“It reduces COVID spread in our communities,” he said at the time, “but it also increases consumer mobility in stores and restaurants and also increases consumer spending.”
He told students Wednesday that he wants to do as much as possible to keep them safe on campus when they return later this month — and he does want them back in person to learn. But his hands are somewhat tied. The Legislature banned the school, as a public college, from instituting vaccine or mask requirements.
“Right now, what we’re doing is probably the most aggressive thing we can do,” he said. “I know to many of you, that probably doesn’t feel very good.”
On Thursday, he wore a mask before accepting the post, pulling off the red and black face covering to reveal a large smile.
‘What lies in front of the University of Utah’
After graduating from the U. in 1990, Randall went on to earn a master of business administration and doctorate in operations and information management from the Wharton School at the University of Pennsylvania.
He had his first job as a senior consultant at Arthur Andersen LLP, an accounting firm based in Chicago, according to his LinkedIn page.

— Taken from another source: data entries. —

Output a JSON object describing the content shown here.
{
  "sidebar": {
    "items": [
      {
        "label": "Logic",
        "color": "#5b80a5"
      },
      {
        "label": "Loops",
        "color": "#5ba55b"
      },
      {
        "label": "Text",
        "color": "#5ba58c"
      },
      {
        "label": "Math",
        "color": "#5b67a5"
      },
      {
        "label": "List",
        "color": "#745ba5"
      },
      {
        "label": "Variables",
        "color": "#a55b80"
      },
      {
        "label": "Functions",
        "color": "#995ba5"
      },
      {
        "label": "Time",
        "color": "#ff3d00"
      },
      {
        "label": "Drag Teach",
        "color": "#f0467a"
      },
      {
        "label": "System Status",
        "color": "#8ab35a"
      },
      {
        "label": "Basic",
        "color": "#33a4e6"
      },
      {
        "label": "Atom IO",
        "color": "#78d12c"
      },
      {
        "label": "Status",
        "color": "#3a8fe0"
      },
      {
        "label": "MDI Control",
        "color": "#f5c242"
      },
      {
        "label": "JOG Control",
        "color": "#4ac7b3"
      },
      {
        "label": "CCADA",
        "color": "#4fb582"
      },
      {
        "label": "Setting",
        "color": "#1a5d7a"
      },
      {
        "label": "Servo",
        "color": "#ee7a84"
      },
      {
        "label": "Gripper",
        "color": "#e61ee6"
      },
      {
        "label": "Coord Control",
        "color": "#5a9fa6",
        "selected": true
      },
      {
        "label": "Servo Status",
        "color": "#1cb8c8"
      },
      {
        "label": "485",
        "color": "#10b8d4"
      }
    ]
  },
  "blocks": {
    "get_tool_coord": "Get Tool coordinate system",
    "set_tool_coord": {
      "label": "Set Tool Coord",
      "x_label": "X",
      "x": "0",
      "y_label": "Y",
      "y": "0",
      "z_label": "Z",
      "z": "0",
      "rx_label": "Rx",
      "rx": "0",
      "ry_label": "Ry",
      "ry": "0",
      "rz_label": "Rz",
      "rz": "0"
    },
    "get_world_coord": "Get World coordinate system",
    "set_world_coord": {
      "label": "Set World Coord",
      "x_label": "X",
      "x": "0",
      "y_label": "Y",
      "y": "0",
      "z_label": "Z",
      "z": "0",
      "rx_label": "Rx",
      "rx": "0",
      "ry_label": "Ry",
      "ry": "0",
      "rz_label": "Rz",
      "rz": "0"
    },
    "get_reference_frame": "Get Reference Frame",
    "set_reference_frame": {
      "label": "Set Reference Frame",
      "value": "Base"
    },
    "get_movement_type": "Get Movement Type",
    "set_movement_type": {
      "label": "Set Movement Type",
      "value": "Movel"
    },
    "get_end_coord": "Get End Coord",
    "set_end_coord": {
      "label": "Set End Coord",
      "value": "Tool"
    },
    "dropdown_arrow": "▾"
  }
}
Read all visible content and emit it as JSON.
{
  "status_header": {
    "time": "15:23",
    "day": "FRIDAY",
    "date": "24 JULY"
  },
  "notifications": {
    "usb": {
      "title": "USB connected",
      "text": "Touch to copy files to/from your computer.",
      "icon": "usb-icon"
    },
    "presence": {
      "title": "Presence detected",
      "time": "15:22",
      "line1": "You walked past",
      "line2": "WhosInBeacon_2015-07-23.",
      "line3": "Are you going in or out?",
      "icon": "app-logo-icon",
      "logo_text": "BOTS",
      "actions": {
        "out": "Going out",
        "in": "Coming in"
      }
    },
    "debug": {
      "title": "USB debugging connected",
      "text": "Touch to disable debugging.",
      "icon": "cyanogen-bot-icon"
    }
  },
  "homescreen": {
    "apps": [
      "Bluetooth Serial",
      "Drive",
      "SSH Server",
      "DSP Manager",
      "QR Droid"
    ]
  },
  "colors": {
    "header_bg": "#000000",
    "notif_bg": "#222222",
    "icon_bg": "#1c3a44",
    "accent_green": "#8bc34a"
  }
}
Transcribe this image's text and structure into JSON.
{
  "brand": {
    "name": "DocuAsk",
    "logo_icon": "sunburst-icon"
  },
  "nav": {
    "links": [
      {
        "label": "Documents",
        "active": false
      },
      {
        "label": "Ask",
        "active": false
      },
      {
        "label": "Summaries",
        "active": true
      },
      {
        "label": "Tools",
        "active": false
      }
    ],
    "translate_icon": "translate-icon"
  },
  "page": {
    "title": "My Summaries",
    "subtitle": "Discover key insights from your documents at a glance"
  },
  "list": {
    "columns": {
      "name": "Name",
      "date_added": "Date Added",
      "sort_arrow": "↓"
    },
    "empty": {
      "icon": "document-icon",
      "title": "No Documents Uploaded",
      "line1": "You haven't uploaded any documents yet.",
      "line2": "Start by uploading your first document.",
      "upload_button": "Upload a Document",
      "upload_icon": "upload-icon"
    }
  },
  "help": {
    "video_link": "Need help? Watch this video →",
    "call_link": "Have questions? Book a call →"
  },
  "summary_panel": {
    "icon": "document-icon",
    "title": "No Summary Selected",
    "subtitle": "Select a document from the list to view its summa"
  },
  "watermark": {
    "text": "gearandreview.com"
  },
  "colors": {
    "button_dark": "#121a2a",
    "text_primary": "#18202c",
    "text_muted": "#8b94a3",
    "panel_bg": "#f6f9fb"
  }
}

Then, he joined the staff at the U. in 1999 as a professor of accounting. He served as the faculty director of the University Venture Fund, the largest student-run venture fund in the United States.
Now, as president of the U., he will be tasked with leading a sprawling campus of more than 33,000 students and 23,700 employees, with a top-tier medical complex and a renowned natural history museum — that he’ll have to account for beyond the already award-winning business school.
“There are no better opportunities in higher education and health care in this country,” he said, “than what lies in front of the University of Utah.”
Randall said he wants to replicate his experience as a student there for all students — giving them opportunities to grow and learn and lead — and, mostly importantly, to improve.
From the English class where he got his first F to the theater class where his professor helped him get over his fear of public speaking to becoming the president of the University of Utah, he’s changed.